In this Thursday, Aug. 6, 2015 file photo, people kayak in the Animas River near Durango, Colo., in water colored yellow from a mine-waste spill. A crew supervised by the U.S. Environmental Protection Agency has been blamed for causing the spill while attempting to clean up the area near the abandoned Gold King Mine. (Jerry McBride/The Durango Herald via AP, FILE)

EPA announces Colorado-based office dedicated to cleaning up abandoned mines

The Office of Mountains, Deserts and Plains will take charge of remediating abandoned mine lands, including the Gold King Mine in southwest Colorado

Environment Primary category in which blog post is published
Election 2020 Primary category in which blog post is published

Questions about Colorado candidates, ballot measures or how to vote? We’re here to help.

The Colorado Sun and its partners want to hear from readers about questions regarding the 2020 election and voting problems

Education Primary category in which blog post is published

“At a breaking point”: Colorado schools plead for help as stress of pandemic teaching piles up

The start of school has been chaotic for districts amid the coronavirus crisis. Educators fear that without more support, students will be left behind.

Oil and gas companies must monitor fracking emissions as Colorado adopts first-in-the-nation rules to reduce air pollution

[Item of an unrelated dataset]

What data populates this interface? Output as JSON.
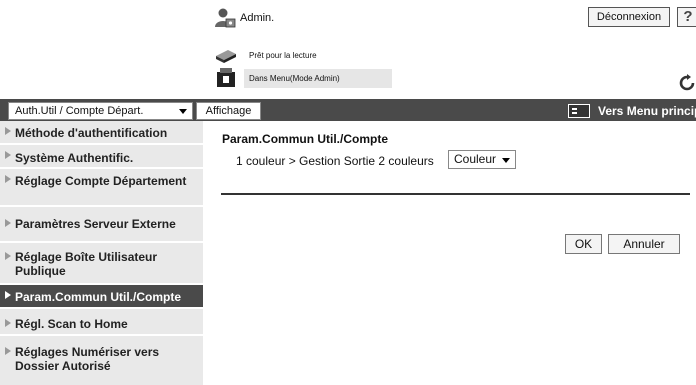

Some environmental groups say the new regulations, which also give local governments access to collected data, aren’t fully baked even after long negotiations